[Record excerpts]

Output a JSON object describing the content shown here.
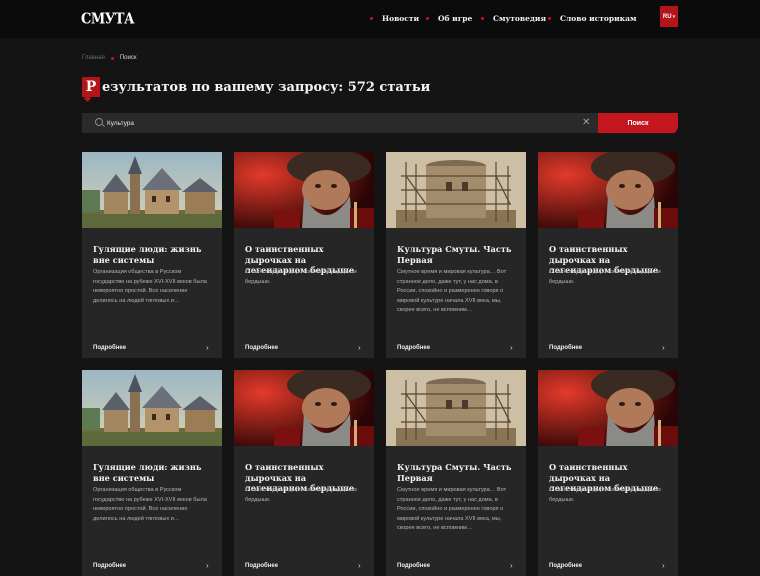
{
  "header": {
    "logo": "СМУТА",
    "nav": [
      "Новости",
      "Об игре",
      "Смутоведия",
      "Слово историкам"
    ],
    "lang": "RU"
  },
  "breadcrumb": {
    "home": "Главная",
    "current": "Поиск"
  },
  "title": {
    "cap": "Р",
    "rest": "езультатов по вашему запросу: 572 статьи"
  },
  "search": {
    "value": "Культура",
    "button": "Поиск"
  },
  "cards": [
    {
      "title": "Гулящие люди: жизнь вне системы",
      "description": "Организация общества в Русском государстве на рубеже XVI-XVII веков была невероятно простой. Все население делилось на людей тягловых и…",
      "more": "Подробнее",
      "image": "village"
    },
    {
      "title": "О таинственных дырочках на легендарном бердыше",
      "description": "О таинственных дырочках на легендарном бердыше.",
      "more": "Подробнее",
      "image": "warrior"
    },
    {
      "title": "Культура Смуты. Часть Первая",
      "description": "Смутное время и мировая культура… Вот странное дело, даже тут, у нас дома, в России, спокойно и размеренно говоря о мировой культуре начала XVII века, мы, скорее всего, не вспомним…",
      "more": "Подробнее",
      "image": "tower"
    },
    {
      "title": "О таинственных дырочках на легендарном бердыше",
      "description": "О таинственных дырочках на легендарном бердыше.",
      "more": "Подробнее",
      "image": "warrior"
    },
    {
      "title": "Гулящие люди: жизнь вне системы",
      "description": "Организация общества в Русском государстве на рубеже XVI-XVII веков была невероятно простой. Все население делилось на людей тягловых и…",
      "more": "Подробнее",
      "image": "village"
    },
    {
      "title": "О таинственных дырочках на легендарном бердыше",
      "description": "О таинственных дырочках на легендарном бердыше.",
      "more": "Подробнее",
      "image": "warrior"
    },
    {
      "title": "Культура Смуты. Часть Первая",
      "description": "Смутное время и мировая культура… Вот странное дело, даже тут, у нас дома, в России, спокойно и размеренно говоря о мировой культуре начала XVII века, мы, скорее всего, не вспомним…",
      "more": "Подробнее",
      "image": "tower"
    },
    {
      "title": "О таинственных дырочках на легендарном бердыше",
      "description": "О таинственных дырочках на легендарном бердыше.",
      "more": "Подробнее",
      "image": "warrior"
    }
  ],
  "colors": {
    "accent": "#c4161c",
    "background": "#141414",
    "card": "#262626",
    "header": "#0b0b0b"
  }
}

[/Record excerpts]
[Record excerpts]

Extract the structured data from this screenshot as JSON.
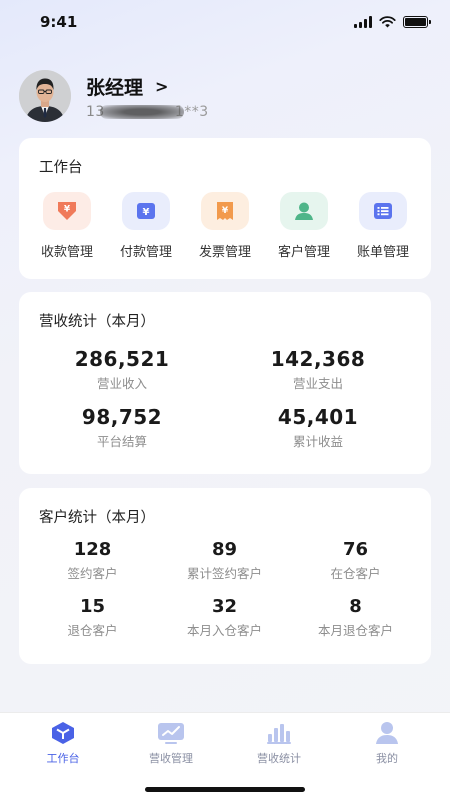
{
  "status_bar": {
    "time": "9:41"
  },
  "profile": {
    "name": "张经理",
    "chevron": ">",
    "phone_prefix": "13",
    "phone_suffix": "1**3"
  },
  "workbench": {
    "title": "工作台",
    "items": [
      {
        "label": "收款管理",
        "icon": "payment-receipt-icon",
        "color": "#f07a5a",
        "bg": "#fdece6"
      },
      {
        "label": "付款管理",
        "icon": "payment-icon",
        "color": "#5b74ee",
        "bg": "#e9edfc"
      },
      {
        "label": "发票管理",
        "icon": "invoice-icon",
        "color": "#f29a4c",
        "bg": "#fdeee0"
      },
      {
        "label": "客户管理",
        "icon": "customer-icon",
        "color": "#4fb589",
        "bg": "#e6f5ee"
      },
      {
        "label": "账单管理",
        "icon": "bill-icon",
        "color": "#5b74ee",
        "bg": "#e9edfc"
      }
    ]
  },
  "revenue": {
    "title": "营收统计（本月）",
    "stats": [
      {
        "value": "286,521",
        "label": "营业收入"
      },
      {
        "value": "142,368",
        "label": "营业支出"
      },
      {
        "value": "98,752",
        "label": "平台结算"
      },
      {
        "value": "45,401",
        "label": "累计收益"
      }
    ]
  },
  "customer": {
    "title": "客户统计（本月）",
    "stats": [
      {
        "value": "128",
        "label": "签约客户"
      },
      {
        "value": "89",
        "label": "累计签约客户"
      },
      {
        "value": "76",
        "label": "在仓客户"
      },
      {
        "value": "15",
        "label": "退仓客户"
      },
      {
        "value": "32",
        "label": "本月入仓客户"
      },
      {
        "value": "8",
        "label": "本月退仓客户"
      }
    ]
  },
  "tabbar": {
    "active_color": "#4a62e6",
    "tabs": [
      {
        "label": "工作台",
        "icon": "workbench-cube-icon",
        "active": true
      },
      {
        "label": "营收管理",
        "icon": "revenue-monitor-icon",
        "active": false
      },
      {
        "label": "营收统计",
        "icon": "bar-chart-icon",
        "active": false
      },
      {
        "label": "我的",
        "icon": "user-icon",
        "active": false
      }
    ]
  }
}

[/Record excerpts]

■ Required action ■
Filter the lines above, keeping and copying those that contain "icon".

■ Task response ■
        "icon": "payment-receipt-icon",
        "icon": "payment-icon",
        "icon": "invoice-icon",
        "icon": "customer-icon",
        "icon": "bill-icon",
        "icon": "workbench-cube-icon",
        "icon": "revenue-monitor-icon",
        "icon": "bar-chart-icon",
        "icon": "user-icon",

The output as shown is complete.